Problem statement
Take the data below and filter it for lines containing the word "label"; show each line found.

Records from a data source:
****************
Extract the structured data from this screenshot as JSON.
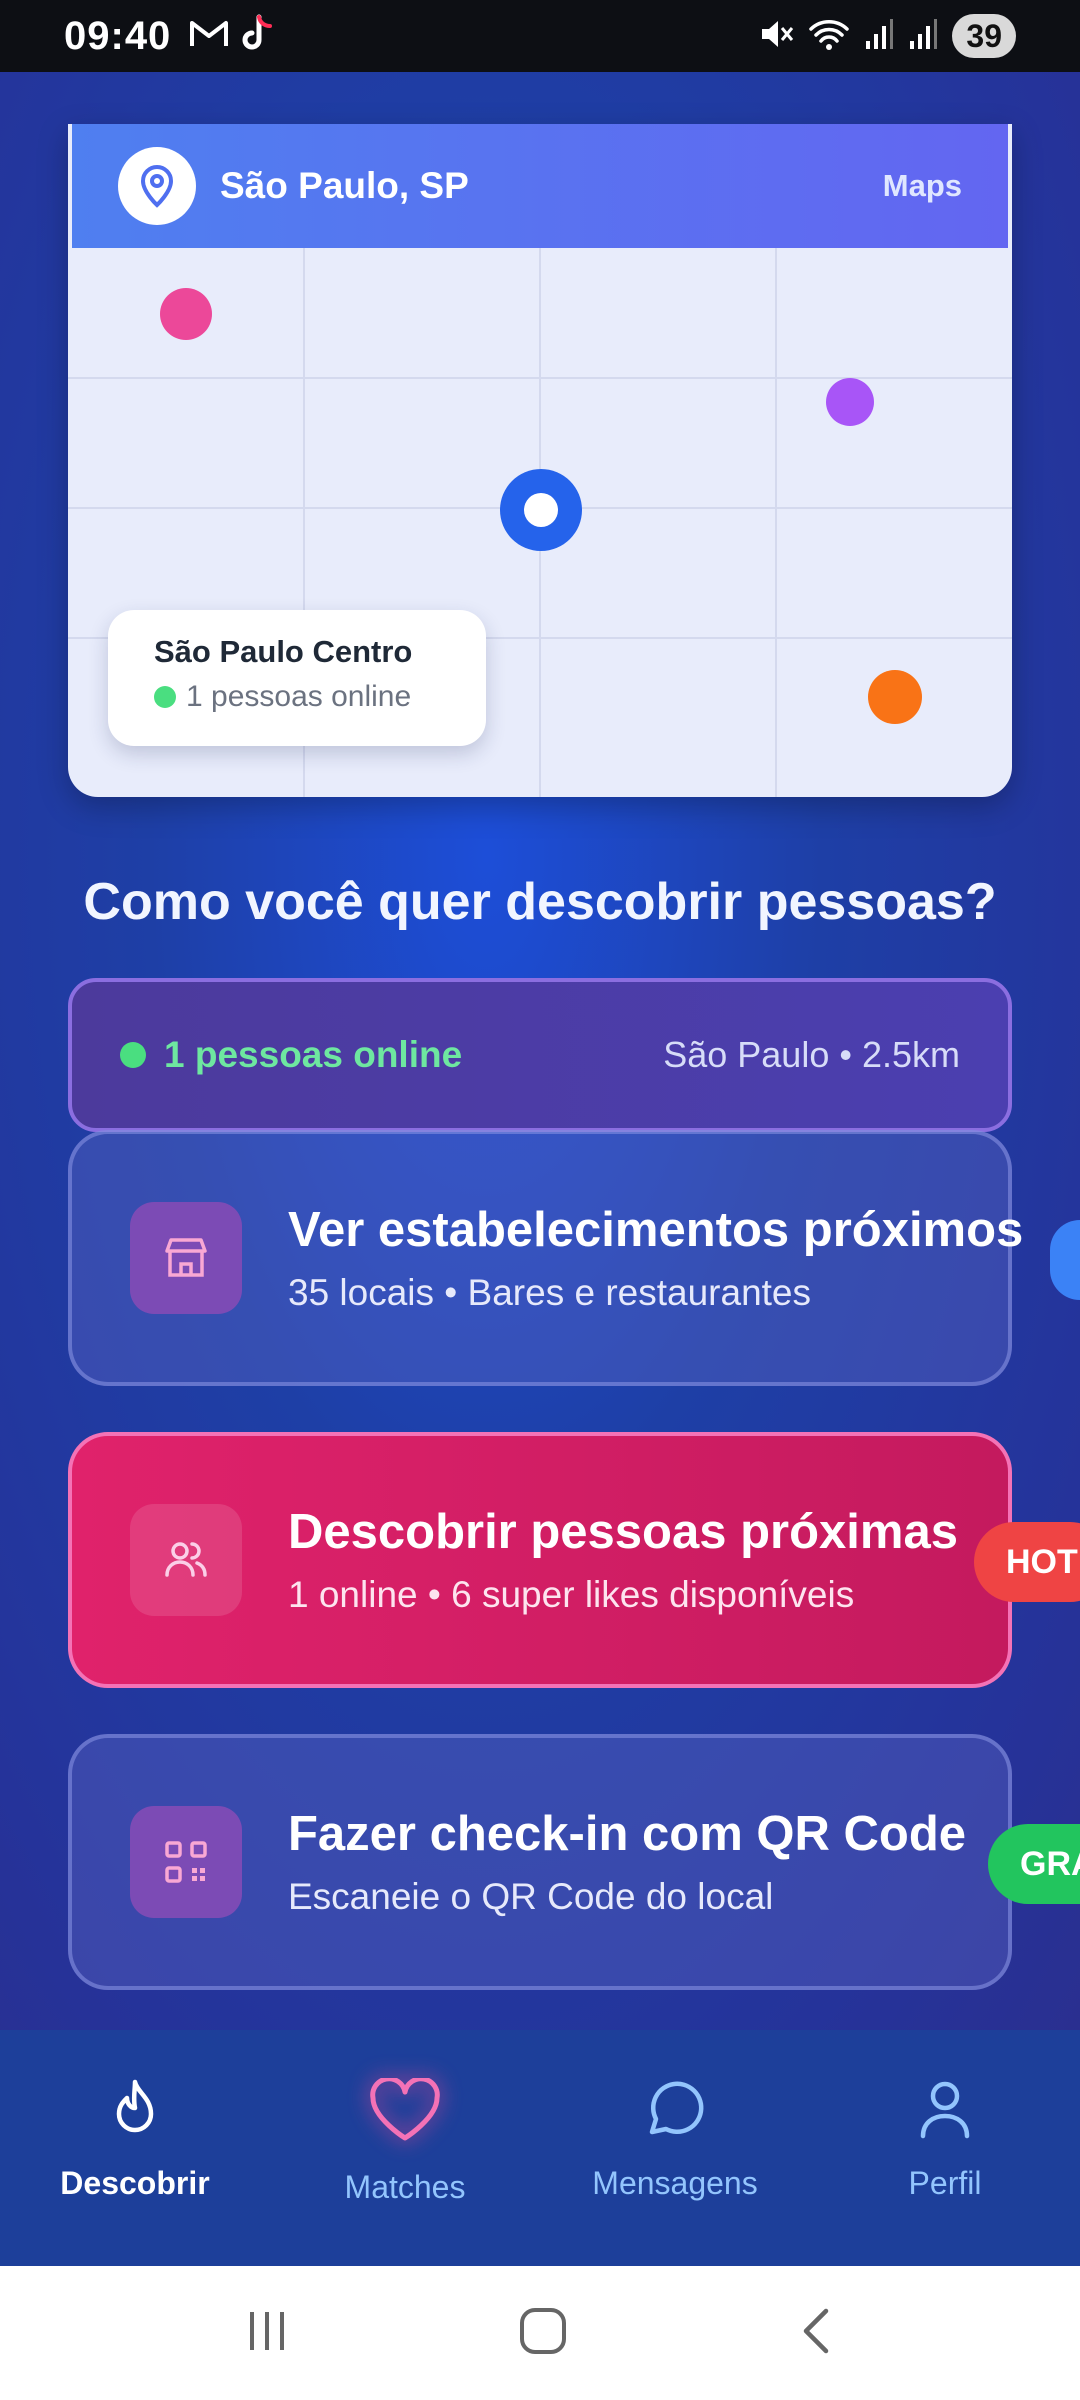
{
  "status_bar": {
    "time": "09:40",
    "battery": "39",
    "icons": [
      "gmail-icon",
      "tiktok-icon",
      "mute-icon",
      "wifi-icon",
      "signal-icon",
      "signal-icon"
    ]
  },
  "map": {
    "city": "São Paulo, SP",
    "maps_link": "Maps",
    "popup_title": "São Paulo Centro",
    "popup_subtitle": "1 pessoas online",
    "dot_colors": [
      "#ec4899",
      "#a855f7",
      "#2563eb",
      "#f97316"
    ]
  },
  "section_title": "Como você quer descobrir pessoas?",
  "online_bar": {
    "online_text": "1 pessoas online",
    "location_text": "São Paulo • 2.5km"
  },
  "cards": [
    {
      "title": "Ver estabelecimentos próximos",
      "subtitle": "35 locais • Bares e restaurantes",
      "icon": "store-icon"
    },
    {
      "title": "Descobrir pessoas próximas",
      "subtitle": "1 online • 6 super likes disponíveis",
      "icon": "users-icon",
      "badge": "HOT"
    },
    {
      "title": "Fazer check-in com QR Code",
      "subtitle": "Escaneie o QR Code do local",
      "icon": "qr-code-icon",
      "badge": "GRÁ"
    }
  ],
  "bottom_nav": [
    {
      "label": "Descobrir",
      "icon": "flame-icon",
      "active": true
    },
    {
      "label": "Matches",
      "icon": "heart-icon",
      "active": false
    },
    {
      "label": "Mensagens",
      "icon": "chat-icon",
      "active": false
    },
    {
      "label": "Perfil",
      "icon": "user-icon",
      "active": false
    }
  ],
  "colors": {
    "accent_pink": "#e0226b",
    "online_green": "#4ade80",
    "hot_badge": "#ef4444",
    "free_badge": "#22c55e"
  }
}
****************
Exercise result
      "label": "Descobrir",
      "label": "Matches",
      "label": "Mensagens",
      "label": "Perfil",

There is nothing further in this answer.